Isaiah is telling us that there is coming a day when we are going to come across a bomb, or a drone, or AR-15 and ask God, “What is this and what was it used for?”
Many peoples shall come and say,
“Come, let us go up to the mountain of the Lord,
to the house of the God of Jacob;
that he may teach us his ways
and that we may walk in his paths.” Isaiah 2:3
This is describing a gathering of folks from every tribe, color, and language that would otherwise never associate with one another, but who are worshipping God. So, if associating with people of color is awkward for you, you are going to find heaven an uncomfortable place. At the center of this gathering is this vision of a mountain.
In days to come
the mountain of the Lord’s house
shall be established as the highest of the mountains,
and shall be raised above the hills;
all the nations shall stream to it. Isaiah 2:2
Now, mount Zion in Israel is not that tall, as mountains go. The point here is that where God’s house or Temple is a transcendent place.
Some sights have taken my breath away—appetizers of transcendence. Like the first glimpse of my wife in her white wedding gown as she walked down the aisle of the church. Like the sight of my first son squirming, screaming, chin quivering and arms flailing as the nurse wiped gunk off his nearly ten-pound body. Like the first time I saw the Grand Tetons and averted my eyes because it was as if I were looking at the very face of God.
The way the Jews thought of the Temple is that it was a thin place where God’s dimension of reality and mankind’s dimension of reality overlapped and interlocked. It’s where flawed people like you and I could be in God’s perfect presence. It’s where God’s presence was available to sinners like us.
Isaiah is promising that there will come a day when all kinds of people from all over the world will be gathered together in God’s presence. A world-wide family connected to each other and connected to their creator in this thin place.
The Christian story, properly understood and practiced, ought to make us hope-bringers and peacemakers in a fallen world starving for both. Christian hope is a vision of tomorrow that gives us direction, energy, and strength for today.
5 O house of (O people of God),
come, let us walk
in the light of the Lord!

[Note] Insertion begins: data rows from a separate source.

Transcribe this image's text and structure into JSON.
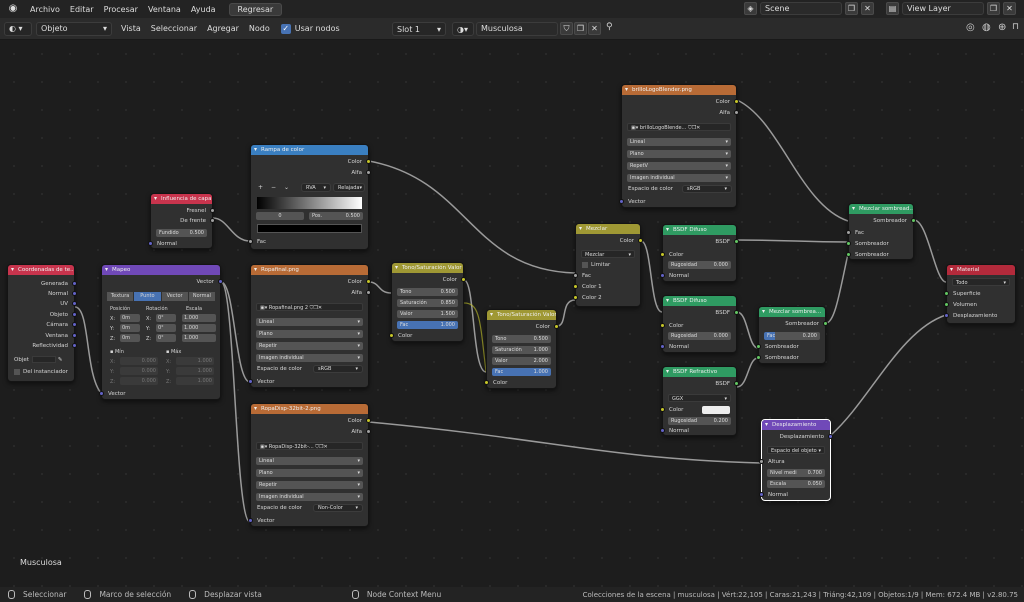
{
  "menu": {
    "items": [
      "Archivo",
      "Editar",
      "Procesar",
      "Ventana",
      "Ayuda"
    ],
    "regresar": "Regresar"
  },
  "scene": {
    "label": "Scene",
    "view_layer": "View Layer"
  },
  "header": {
    "mode": "Objeto",
    "menu": [
      "Vista",
      "Seleccionar",
      "Agregar",
      "Nodo"
    ],
    "use_nodes": "Usar nodos",
    "slot": "Slot 1",
    "material": "Musculosa"
  },
  "canvas": {
    "label": "Musculosa"
  },
  "nodes": {
    "coords": {
      "title": "Coordenadas de te...",
      "outputs": [
        "Generada",
        "Normal",
        "UV",
        "Objeto",
        "Cámara",
        "Ventana",
        "Reflectividad"
      ],
      "object_label": "Objet",
      "from_instancer": "Del instanciador"
    },
    "mapping": {
      "title": "Mapeo",
      "vector": "Vector",
      "types": [
        "Textura",
        "Punto",
        "Vector",
        "Normal"
      ],
      "pos": "Posición",
      "rot": "Rotación",
      "scale": "Escala",
      "rows": [
        [
          "X:",
          "0m",
          "X:",
          "0°",
          "1.000"
        ],
        [
          "Y:",
          "0m",
          "Y:",
          "0°",
          "1.000"
        ],
        [
          "Z:",
          "0m",
          "Z:",
          "0°",
          "1.000"
        ]
      ],
      "min": "Mín",
      "max": "Máx",
      "minmax": [
        [
          "X:",
          "0.000",
          "X:",
          "1.000"
        ],
        [
          "Y:",
          "0.000",
          "Y:",
          "1.000"
        ],
        [
          "Z:",
          "0.000",
          "Z:",
          "1.000"
        ]
      ],
      "vector_in": "Vector"
    },
    "layer": {
      "title": "Influencia de capa",
      "outputs": [
        "Fresnel",
        "De frente"
      ],
      "blend": "Fundido",
      "blend_val": "0.500",
      "normal": "Normal"
    },
    "ramp": {
      "title": "Rampa de color",
      "outputs": [
        "Color",
        "Alfa"
      ],
      "mode": "RVA",
      "interp": "Relajada",
      "idx": "0",
      "pos": "Pos.",
      "pos_val": "0.500",
      "fac": "Fac"
    },
    "ropa": {
      "title": "Ropafinal.png",
      "outputs": [
        "Color",
        "Alfa"
      ],
      "file": "Ropafinal.png",
      "users": "2",
      "opts": [
        "Lineal",
        "Plano",
        "Repetir",
        "Imagen individual"
      ],
      "cs": "Espacio de color",
      "cs_val": "sRGB",
      "vector": "Vector"
    },
    "disp_tex": {
      "title": "RopaDisp-32bit-2.png",
      "outputs": [
        "Color",
        "Alfa"
      ],
      "file": "RopaDisp-32bit-...",
      "opts": [
        "Lineal",
        "Plano",
        "Repetir",
        "Imagen individual"
      ],
      "cs": "Espacio de color",
      "cs_val": "Non-Color",
      "vector": "Vector"
    },
    "hsv1": {
      "title": "Tono/Saturación Valor",
      "out": "Color",
      "rows": [
        [
          "Tono",
          "0.500"
        ],
        [
          "Saturación",
          "0.850"
        ],
        [
          "Valor",
          "1.500"
        ],
        [
          "Fac",
          "1.000"
        ]
      ],
      "color": "Color"
    },
    "hsv2": {
      "title": "Tono/Saturación Valor",
      "out": "Color",
      "rows": [
        [
          "Tono",
          "0.500"
        ],
        [
          "Saturación",
          "1.000"
        ],
        [
          "Valor",
          "2.000"
        ],
        [
          "Fac",
          "1.000"
        ]
      ],
      "color": "Color"
    },
    "mix": {
      "title": "Mezclar",
      "out": "Color",
      "mode": "Mezclar",
      "clamp": "Limitar",
      "inputs": [
        "Fac",
        "Color 1",
        "Color 2"
      ]
    },
    "brillo": {
      "title": "brilloLogoBlender.png",
      "outputs": [
        "Color",
        "Alfa"
      ],
      "file": "brilloLogoBlende...",
      "opts": [
        "Lineal",
        "Plano",
        "RepetV",
        "Imagen individual"
      ],
      "cs": "Espacio de color",
      "cs_val": "sRGB",
      "vector": "Vector"
    },
    "diffuse1": {
      "title": "BSDF Difuso",
      "out": "BSDF",
      "color": "Color",
      "rough": "Rugosidad",
      "rough_val": "0.000",
      "normal": "Normal"
    },
    "diffuse2": {
      "title": "BSDF Difuso",
      "out": "BSDF",
      "color": "Color",
      "rough": "Rugosidad",
      "rough_val": "0.000",
      "normal": "Normal"
    },
    "refractive": {
      "title": "BSDF Refractivo",
      "dist": "GGX",
      "color": "Color",
      "rough": "Rugosidad",
      "rough_val": "0.200",
      "normal": "Normal"
    },
    "mixsh1": {
      "title": "Mezclar sombread...",
      "out": "Sombreador",
      "inputs": [
        "Fac",
        "Sombreador",
        "Sombreador"
      ]
    },
    "mixsh2": {
      "title": "Mezclar sombrea...",
      "out": "Sombreador",
      "fac": "Fac",
      "fac_val": "0.200",
      "inputs": [
        "Sombreador",
        "Sombreador"
      ]
    },
    "displace": {
      "title": "Desplazamiento",
      "out": "Desplazamiento",
      "space": "Espacio del objeto",
      "height": "Altura",
      "mid": "Nivel medi",
      "mid_val": "0.700",
      "scale": "Escala",
      "scale_val": "0.050",
      "normal": "Normal"
    },
    "output": {
      "title": "Material",
      "target": "Todo",
      "inputs": [
        "Superficie",
        "Volumen",
        "Desplazamiento"
      ]
    }
  },
  "status": {
    "select": "Seleccionar",
    "box": "Marco de selección",
    "pan": "Desplazar vista",
    "ctx": "Node Context Menu",
    "info": "Colecciones de la escena | musculosa | Vért:22,105 | Caras:21,243 | Triáng:42,109 | Objetos:1/9 | Mem: 672.4 MB | v2.80.75"
  }
}
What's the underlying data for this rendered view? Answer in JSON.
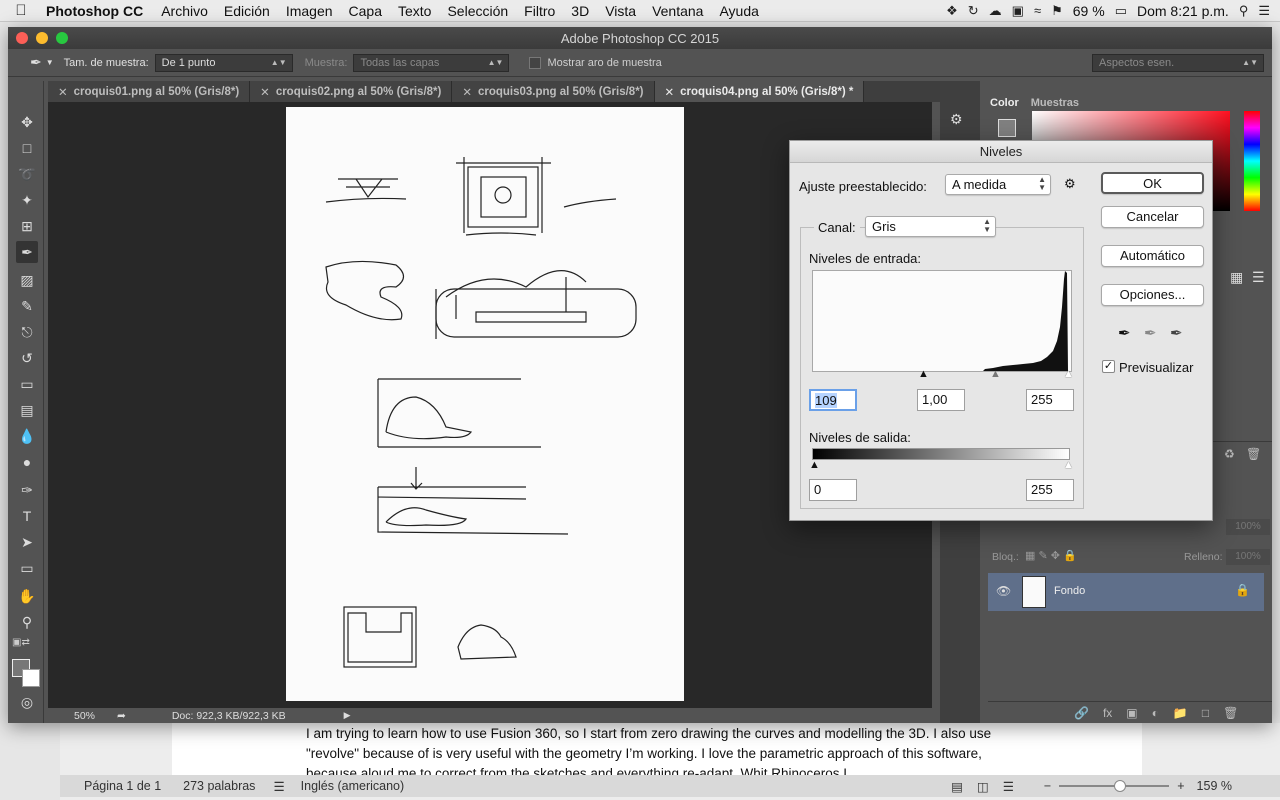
{
  "menubar": {
    "app": "Photoshop CC",
    "items": [
      "Archivo",
      "Edición",
      "Imagen",
      "Capa",
      "Texto",
      "Selección",
      "Filtro",
      "3D",
      "Vista",
      "Ventana",
      "Ayuda"
    ],
    "battery": "69 %",
    "clock": "Dom 8:21 p.m."
  },
  "window": {
    "title": "Adobe Photoshop CC 2015"
  },
  "options_bar": {
    "sample_size_label": "Tam. de muestra:",
    "sample_size_value": "De 1 punto",
    "sample_label": "Muestra:",
    "sample_value": "Todas las capas",
    "show_ring_label": "Mostrar aro de muestra",
    "workspace": "Aspectos esen."
  },
  "tabs": [
    {
      "label": "croquis01.png al 50% (Gris/8*)"
    },
    {
      "label": "croquis02.png al 50% (Gris/8*)"
    },
    {
      "label": "croquis03.png al 50% (Gris/8*)"
    },
    {
      "label": "croquis04.png al 50% (Gris/8*) *"
    }
  ],
  "status": {
    "zoom": "50%",
    "doc": "Doc: 922,3 KB/922,3 KB"
  },
  "panels": {
    "color_tab": "Color",
    "swatches_tab": "Muestras",
    "lock_label": "Bloq.:",
    "fill_label": "Relleno:",
    "opacity_value": "100%",
    "fill_value": "100%",
    "layer_name": "Fondo"
  },
  "niveles": {
    "title": "Niveles",
    "preset_label": "Ajuste preestablecido:",
    "preset_value": "A medida",
    "channel_label": "Canal:",
    "channel_value": "Gris",
    "input_label": "Niveles de entrada:",
    "input_black": "109",
    "input_gamma": "1,00",
    "input_white": "255",
    "output_label": "Niveles de salida:",
    "output_black": "0",
    "output_white": "255",
    "ok": "OK",
    "cancel": "Cancelar",
    "auto": "Automático",
    "options": "Opciones...",
    "preview": "Previsualizar"
  },
  "word": {
    "text": "I am trying to learn how to use Fusion 360, so I start from zero drawing the curves and modelling the 3D. I also use \"revolve\" because of is very useful with the geometry I’m working. I love the parametric approach of this software, because aloud me to correct from the sketches and everything re-adapt. Whit Rhinoceros I",
    "page": "Página 1 de 1",
    "words": "273 palabras",
    "language": "Inglés (americano)",
    "zoom": "159 %"
  }
}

We live, serve, create, educate, work, love, forgive, make peace, and study now with sturdy hope because we have our eye on this great promise of tomorrow. We know where God is taking us, so we walk in the light of that great tomorrow—today.
The late Lewis Smedes reminds us, “Keep hope alive, and hope will keep you alive.”
Jesus is that blessed hope. That’s where all your hopes and fears belong.